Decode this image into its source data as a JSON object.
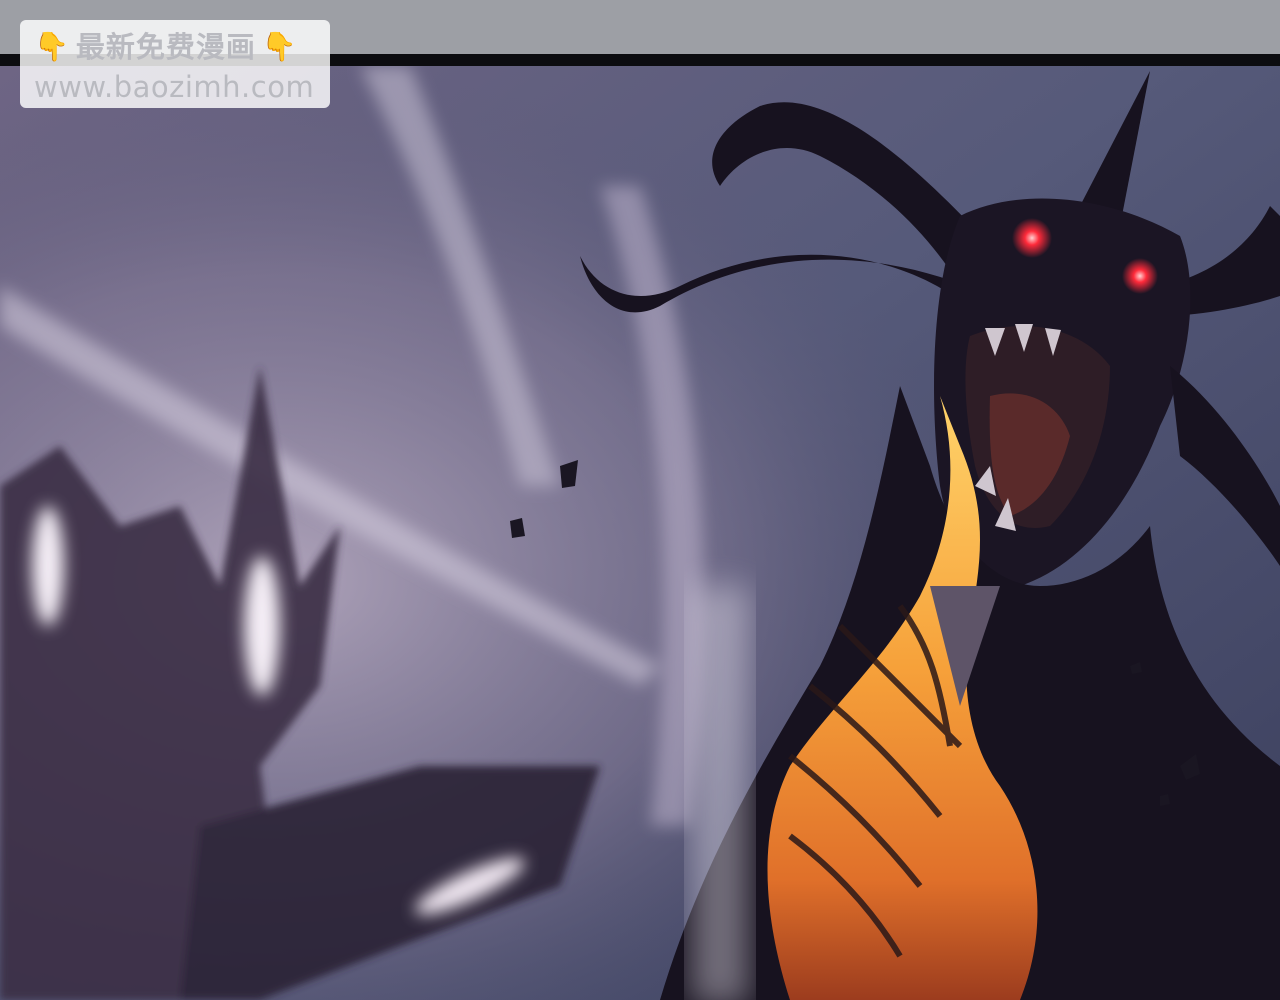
{
  "watermark": {
    "title": "最新免费漫画",
    "url": "www.baozimh.com",
    "icon_left": "pointing-down-hand-icon",
    "icon_right": "pointing-down-hand-icon",
    "hand_glyph": "👇"
  },
  "colors": {
    "sky": "#4a4f6e",
    "creature_silhouette": "#17121f",
    "glow": "#f3a43a",
    "eyes": "#ff2a3a",
    "blur_left": "#8a7f98"
  }
}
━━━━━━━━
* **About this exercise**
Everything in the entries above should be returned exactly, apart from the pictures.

* **Written solution**
Decode this image into its source data as a JSON object.
{
  "watermark": {
    "title": "最新免费漫画",
    "url": "www.baozimh.com",
    "icon_left": "pointing-down-hand-icon",
    "icon_right": "pointing-down-hand-icon",
    "hand_glyph": "👇"
  },
  "colors": {
    "sky": "#4a4f6e",
    "creature_silhouette": "#17121f",
    "glow": "#f3a43a",
    "eyes": "#ff2a3a",
    "blur_left": "#8a7f98"
  }
}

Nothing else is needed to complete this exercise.